With the exception of the tripod mounted MG-42, they are the "easy wins" of the figure painting world - prone figure; they only need to painted on the side you can see, thereby saving some time.

The 4 prone figures are Airfix, the tripod crew is CTS.

The CTS figures are, like most of the others in that set, undersized for 1/32 (in my opinion, and at least in comparison to Airfix and Matchbox, never mind TSSD). However, by themselves, on the cork tile base, they don't look too bad. 

Regardless, there aren't too many other options. I can't find anyone making a 1/32 tripod MG-42. I would like at least two more of these crews, which means two more CTS sets of figures that I will have no use for.

Even W. Britain has let me down!

The cork tiles are roughly 3" x 3" and are something of an experiment. The next game will undoubtedly see units based on the cork tiles with the help of poster tack. Although it does look like they are on very small cliffs, the thickness of the tile makes it easier to pick up than thin wooden squares.

6 Iron Spikes & a Small Hammer : Issue # 2!

It took me ages, but the 2nd issue of my old school tabletop RPG zine is now available!

It's dead tree only, for now. If I do put out a PDF, anyone who bought the print version will get a  free copy of the PDF.

(I will also consider trades for 1/32 WWI (early war), WWII or Medieval figures, maybe even 1:72 WWI like the Strelets gas-mask figures, pre-1980 wargame rules or magazines, solitaire wargames, Tunnels & Trolls Solitaire modules, etc.)

You might notice the pricing is higher this go round - that's for several reasons. The zine is 10 pages longer for one thing. But, mostly, it's because I had the print shop print the whole thing and then cut it down to size. 

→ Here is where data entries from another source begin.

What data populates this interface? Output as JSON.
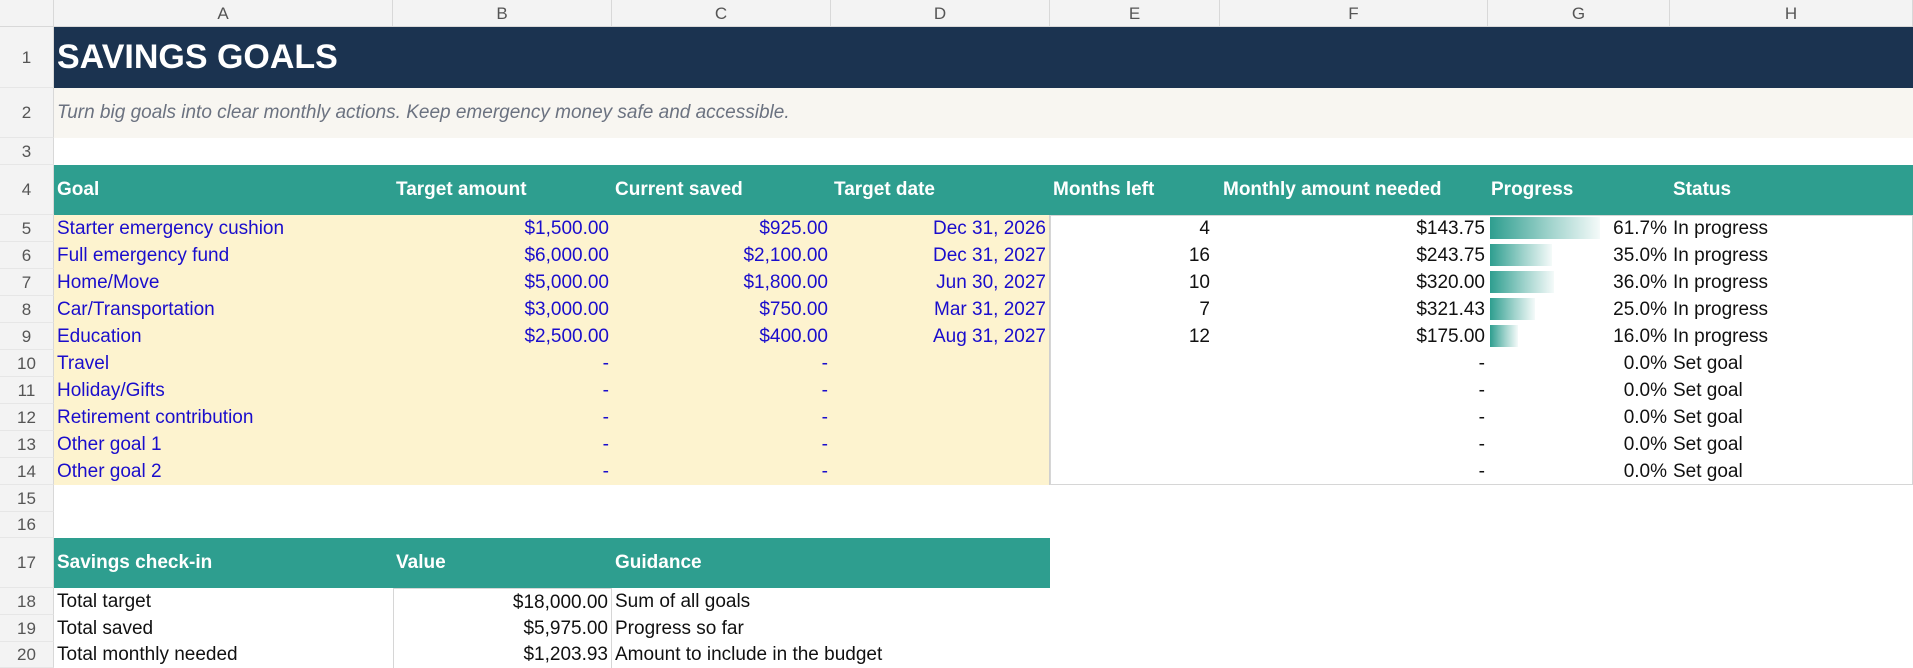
{
  "colors": {
    "title_bg": "#1b3350",
    "subtitle_bg": "#f8f6f1",
    "header_bg": "#2e9e8f",
    "input_bg": "#fdf3cf",
    "input_text": "#1a0dcc",
    "bar": "#2e9e8f"
  },
  "columns": [
    "A",
    "B",
    "C",
    "D",
    "E",
    "F",
    "G",
    "H"
  ],
  "rows": [
    "1",
    "2",
    "3",
    "4",
    "5",
    "6",
    "7",
    "8",
    "9",
    "10",
    "11",
    "12",
    "13",
    "14",
    "15",
    "16",
    "17",
    "18",
    "19",
    "20"
  ],
  "title": "SAVINGS GOALS",
  "subtitle": "Turn big goals into clear monthly actions. Keep emergency money safe and accessible.",
  "goals_table": {
    "headers": [
      "Goal",
      "Target amount",
      "Current saved",
      "Target date",
      "Months left",
      "Monthly amount needed",
      "Progress",
      "Status"
    ],
    "rows": [
      {
        "goal": "Starter emergency cushion",
        "target": "$1,500.00",
        "saved": "$925.00",
        "date": "Dec 31, 2026",
        "months": "4",
        "monthly": "$143.75",
        "progress_text": "61.7%",
        "progress": 0.617,
        "status": "In progress"
      },
      {
        "goal": "Full emergency fund",
        "target": "$6,000.00",
        "saved": "$2,100.00",
        "date": "Dec 31, 2027",
        "months": "16",
        "monthly": "$243.75",
        "progress_text": "35.0%",
        "progress": 0.35,
        "status": "In progress"
      },
      {
        "goal": "Home/Move",
        "target": "$5,000.00",
        "saved": "$1,800.00",
        "date": "Jun 30, 2027",
        "months": "10",
        "monthly": "$320.00",
        "progress_text": "36.0%",
        "progress": 0.36,
        "status": "In progress"
      },
      {
        "goal": "Car/Transportation",
        "target": "$3,000.00",
        "saved": "$750.00",
        "date": "Mar 31, 2027",
        "months": "7",
        "monthly": "$321.43",
        "progress_text": "25.0%",
        "progress": 0.25,
        "status": "In progress"
      },
      {
        "goal": "Education",
        "target": "$2,500.00",
        "saved": "$400.00",
        "date": "Aug 31, 2027",
        "months": "12",
        "monthly": "$175.00",
        "progress_text": "16.0%",
        "progress": 0.16,
        "status": "In progress"
      },
      {
        "goal": "Travel",
        "target": "-",
        "saved": "-",
        "date": "",
        "months": "",
        "monthly": "-",
        "progress_text": "0.0%",
        "progress": 0,
        "status": "Set goal"
      },
      {
        "goal": "Holiday/Gifts",
        "target": "-",
        "saved": "-",
        "date": "",
        "months": "",
        "monthly": "-",
        "progress_text": "0.0%",
        "progress": 0,
        "status": "Set goal"
      },
      {
        "goal": "Retirement contribution",
        "target": "-",
        "saved": "-",
        "date": "",
        "months": "",
        "monthly": "-",
        "progress_text": "0.0%",
        "progress": 0,
        "status": "Set goal"
      },
      {
        "goal": "Other goal 1",
        "target": "-",
        "saved": "-",
        "date": "",
        "months": "",
        "monthly": "-",
        "progress_text": "0.0%",
        "progress": 0,
        "status": "Set goal"
      },
      {
        "goal": "Other goal 2",
        "target": "-",
        "saved": "-",
        "date": "",
        "months": "",
        "monthly": "-",
        "progress_text": "0.0%",
        "progress": 0,
        "status": "Set goal"
      }
    ]
  },
  "checkin_table": {
    "headers": [
      "Savings check-in",
      "Value",
      "Guidance"
    ],
    "rows": [
      {
        "label": "Total target",
        "value": "$18,000.00",
        "guidance": "Sum of all goals"
      },
      {
        "label": "Total saved",
        "value": "$5,975.00",
        "guidance": "Progress so far"
      },
      {
        "label": "Total monthly needed",
        "value": "$1,203.93",
        "guidance": "Amount to include in the budget"
      }
    ]
  }
}
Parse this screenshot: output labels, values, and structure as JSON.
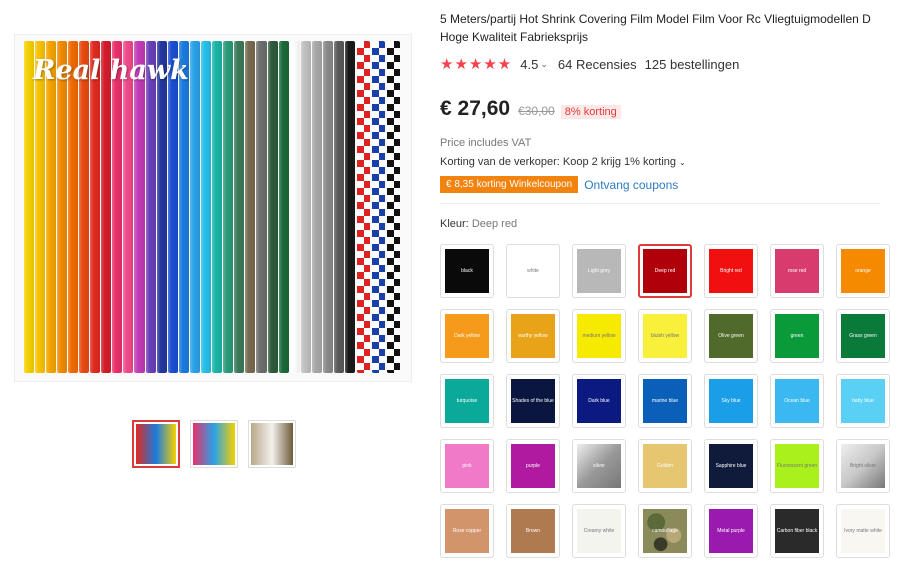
{
  "gallery": {
    "watermark": "Real hawk",
    "stripe_colors": [
      "#f5d000",
      "#f8c200",
      "#f5a300",
      "#f18a00",
      "#ef6a00",
      "#e84a10",
      "#e02a20",
      "#d41c2c",
      "#e8306a",
      "#f04a8a",
      "#c23bb6",
      "#6a3fb8",
      "#24379e",
      "#1a4fd0",
      "#1a7be0",
      "#2aa2e8",
      "#22c0e8",
      "#1ab4a6",
      "#2a9a78",
      "#3a7a5a",
      "#786a50",
      "#6e6e6e",
      "#2e5a3a",
      "#1a6a3a",
      "#ffffff",
      "#c0c0c0",
      "#a8a8a8",
      "#8a8a8a",
      "#5a5a5a",
      "#1a1a1a"
    ],
    "thumbs": [
      {
        "colors": [
          "#e02a20",
          "#1a7be0",
          "#f5d000"
        ]
      },
      {
        "colors": [
          "#e8306a",
          "#2aa2e8",
          "#f5d000"
        ]
      },
      {
        "colors": [
          "#b8a88a",
          "#f3f1ec",
          "#6e5a3a"
        ]
      }
    ]
  },
  "product": {
    "title_line1": "5 Meters/partij Hot Shrink Covering Film Model Film Voor Rc Vliegtuigmodellen D",
    "title_line2": "Hoge Kwaliteit Fabrieksprijs",
    "stars": "★★★★★",
    "rating": "4.5",
    "reviews": "64 Recensies",
    "orders": "125 bestellingen",
    "price": "€ 27,60",
    "old_price": "€30,00",
    "discount": "8% korting",
    "vat": "Price includes VAT",
    "seller_discount": "Korting van de verkoper: Koop 2 krijg 1% korting",
    "coupon_badge": "€ 8,35 korting Winkelcoupon",
    "coupon_link": "Ontvang coupons",
    "color_label": "Kleur:",
    "color_selected": "Deep red"
  },
  "swatches": [
    {
      "label": "black",
      "color": "#0a0a0a"
    },
    {
      "label": "white",
      "color": "#ffffff",
      "dark": true
    },
    {
      "label": "Light grey",
      "color": "#b8b8b8"
    },
    {
      "label": "Deep red",
      "color": "#b0000a",
      "selected": true
    },
    {
      "label": "Bright red",
      "color": "#f01010"
    },
    {
      "label": "rose red",
      "color": "#d83c6e"
    },
    {
      "label": "orange",
      "color": "#f58a00"
    },
    {
      "label": "Dark yellow",
      "color": "#f59a1a"
    },
    {
      "label": "earthy yellow",
      "color": "#e9a318"
    },
    {
      "label": "medium yellow",
      "color": "#f5ea00",
      "dark": true
    },
    {
      "label": "bluish yellow",
      "color": "#f8f03a",
      "dark": true
    },
    {
      "label": "Olive green",
      "color": "#4f6a2a"
    },
    {
      "label": "green",
      "color": "#0a9a3a"
    },
    {
      "label": "Grass green",
      "color": "#0a7a3a"
    },
    {
      "label": "turquoise",
      "color": "#0aa99a"
    },
    {
      "label": "Shades of the blue",
      "color": "#0a1640"
    },
    {
      "label": "Dark blue",
      "color": "#0a1a80"
    },
    {
      "label": "marine blue",
      "color": "#0a60b8"
    },
    {
      "label": "Sky blue",
      "color": "#1a9ee8"
    },
    {
      "label": "Ocean blue",
      "color": "#3ab8f0"
    },
    {
      "label": "baby blue",
      "color": "#5ad0f5"
    },
    {
      "label": "pink",
      "color": "#f07ac8"
    },
    {
      "label": "purple",
      "color": "#b01aa0"
    },
    {
      "label": "silver",
      "color": "#9a9a9a"
    },
    {
      "label": "Golden",
      "color": "#e6c670"
    },
    {
      "label": "Sapphire blue",
      "color": "#101a3a"
    },
    {
      "label": "Fluorescent green",
      "color": "#aaf01a",
      "dark": true
    },
    {
      "label": "Bright silver",
      "color": "#c8c8c8",
      "dark": true
    },
    {
      "label": "Rose copper",
      "color": "#d2946a"
    },
    {
      "label": "Brown",
      "color": "#b07a50"
    },
    {
      "label": "Creamy white",
      "color": "#f4f4ee",
      "dark": true
    },
    {
      "label": "camouflage",
      "color": "#8a8a5a"
    },
    {
      "label": "Metal purple",
      "color": "#9a1ab0"
    },
    {
      "label": "Carbon fiber black",
      "color": "#2a2a2a"
    },
    {
      "label": "Ivory matte white",
      "color": "#f8f7f2",
      "dark": true
    }
  ]
}
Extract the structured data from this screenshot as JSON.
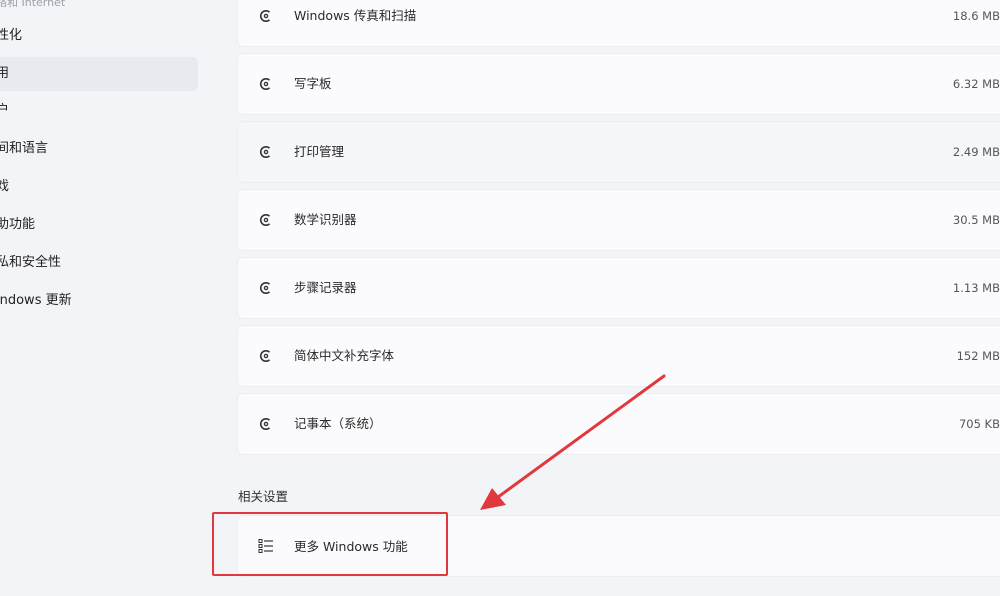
{
  "sidebar": {
    "items": [
      {
        "label": "络和 Internet",
        "faded": true
      },
      {
        "label": "性化"
      },
      {
        "label": "用",
        "active": true
      },
      {
        "label": "户"
      },
      {
        "label": "间和语言"
      },
      {
        "label": "戏"
      },
      {
        "label": "助功能"
      },
      {
        "label": "私和安全性"
      },
      {
        "label": "indows 更新"
      }
    ]
  },
  "apps": [
    {
      "name": "Windows 传真和扫描",
      "size": "18.6 MB",
      "icon": "gear-icon"
    },
    {
      "name": "写字板",
      "size": "6.32 MB",
      "icon": "gear-icon"
    },
    {
      "name": "打印管理",
      "size": "2.49 MB",
      "icon": "gear-icon"
    },
    {
      "name": "数学识别器",
      "size": "30.5 MB",
      "icon": "gear-icon"
    },
    {
      "name": "步骤记录器",
      "size": "1.13 MB",
      "icon": "gear-icon"
    },
    {
      "name": "简体中文补充字体",
      "size": "152 MB",
      "icon": "gear-icon"
    },
    {
      "name": "记事本（系统）",
      "size": "705 KB",
      "icon": "gear-icon"
    }
  ],
  "related": {
    "title": "相关设置",
    "more_label": "更多 Windows 功能",
    "more_icon": "list-icon"
  },
  "colors": {
    "background": "#f3f4f8",
    "card": "#fbfbfd",
    "highlight": "#e0383c"
  }
}
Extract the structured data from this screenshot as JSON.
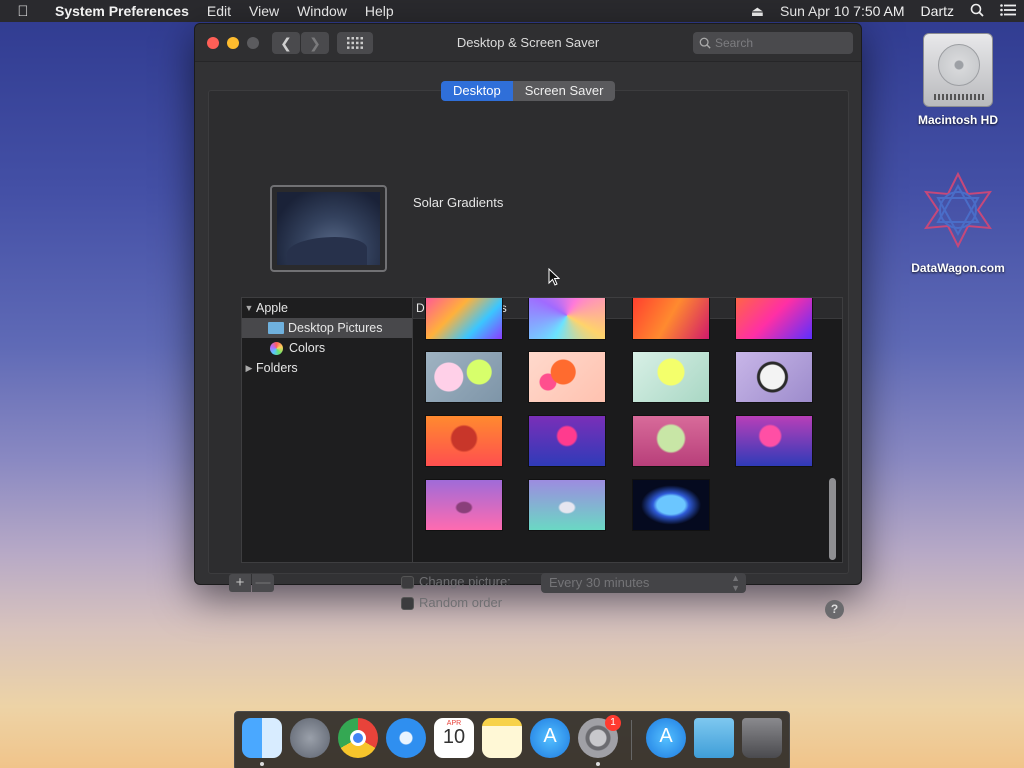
{
  "menubar": {
    "app_name": "System Preferences",
    "items": [
      "Edit",
      "View",
      "Window",
      "Help"
    ],
    "clock": "Sun Apr 10  7:50 AM",
    "user": "Dartz"
  },
  "desktop_icons": [
    {
      "label": "Macintosh HD",
      "icon": "hard-drive-icon"
    },
    {
      "label": "DataWagon.com",
      "icon": "datawagon-logo-icon"
    }
  ],
  "window": {
    "title": "Desktop & Screen Saver",
    "search_placeholder": "Search",
    "tabs": [
      {
        "label": "Desktop",
        "selected": true
      },
      {
        "label": "Screen Saver",
        "selected": false
      }
    ],
    "current_picture_name": "Solar Gradients",
    "sources": {
      "group_apple": "Apple",
      "desktop_pictures": "Desktop Pictures",
      "colors": "Colors",
      "folders": "Folders"
    },
    "grid_header": "Desktop Pictures",
    "change_picture_label": "Change picture:",
    "change_picture_interval": "Every 30 minutes",
    "random_order_label": "Random order",
    "add_label": "+",
    "remove_label": "—",
    "help_label": "?"
  },
  "dock": {
    "apps": [
      "Finder",
      "Launchpad",
      "Chrome",
      "Safari",
      "Calendar",
      "Notes",
      "App Store",
      "System Preferences",
      "App Store",
      "Downloads",
      "Trash"
    ],
    "calendar_month": "APR",
    "calendar_day": "10",
    "system_prefs_badge": "1"
  },
  "colors": {
    "accent": "#2f6fd9",
    "close": "#ff5f57",
    "minimize": "#febc2e"
  }
}
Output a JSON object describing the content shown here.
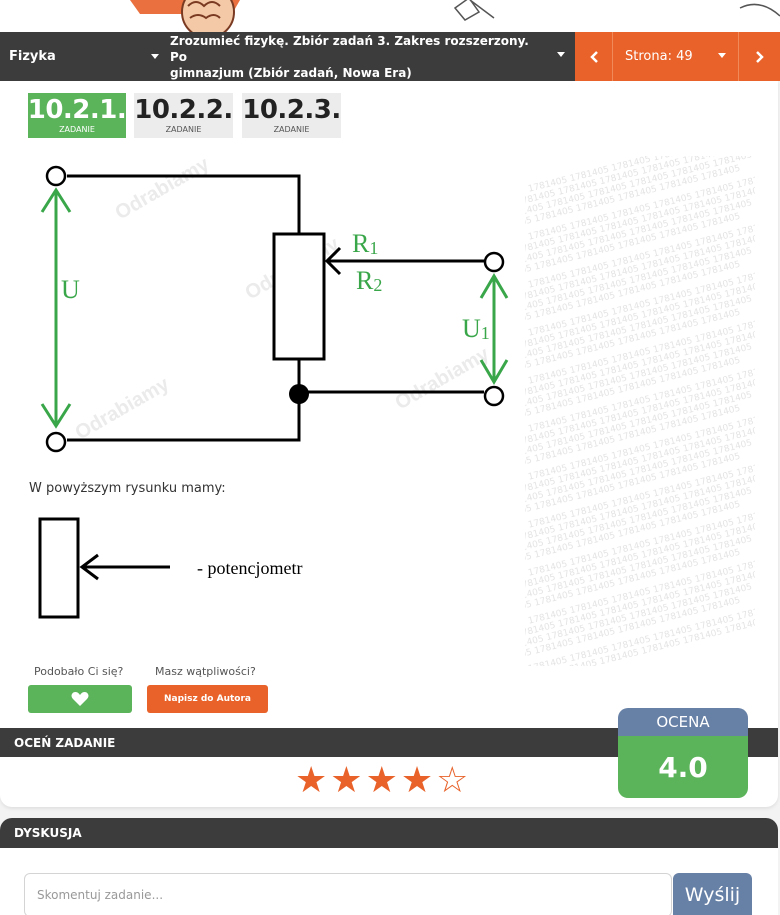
{
  "nav": {
    "subject": "Fizyka",
    "book_line1": "Zrozumieć fizykę. Zbiór zadań 3. Zakres rozszerzony. Po",
    "book_line2": "gimnazjum (Zbiór zadań, Nowa Era)",
    "page": "Strona: 49"
  },
  "tabs": [
    {
      "number": "10.2.1.",
      "label": "ZADANIE",
      "active": true
    },
    {
      "number": "10.2.2.",
      "label": "ZADANIE",
      "active": false
    },
    {
      "number": "10.2.3.",
      "label": "ZADANIE",
      "active": false
    }
  ],
  "diagram": {
    "label_U": "U",
    "label_R": "R",
    "label_R1_sub": "1",
    "label_R2_sub": "2",
    "label_U1": "U",
    "label_U1_sub": "1",
    "watermark_brand": "Odrabiamy",
    "watermark_code": "1781405",
    "colors": {
      "wire": "#000000",
      "arrow": "#3aa64a",
      "label": "#3aa64a"
    }
  },
  "description": "W powyższym rysunku mamy:",
  "legend_text": "- potencjometr",
  "feedback": {
    "like_question": "Podobało Ci się?",
    "doubt_question": "Masz wątpliwości?",
    "author_button": "Napisz do Autora"
  },
  "rating": {
    "header": "OCEŃ ZADANIE",
    "stars_filled": 4,
    "stars_total": 5,
    "score_label": "OCENA",
    "score_value": "4.0"
  },
  "discussion": {
    "header": "DYSKUSJA",
    "comment_placeholder": "Skomentuj zadanie...",
    "send_label": "Wyślij"
  },
  "colors": {
    "green": "#5bb35a",
    "orange": "#e8622a",
    "dark": "#3c3c3c",
    "blue": "#6780a6"
  }
}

Lesson learned : I will never do that again. 

Next time, I will have them print the cover only, but I will print the master of the interior pages, and then have them photocopy them.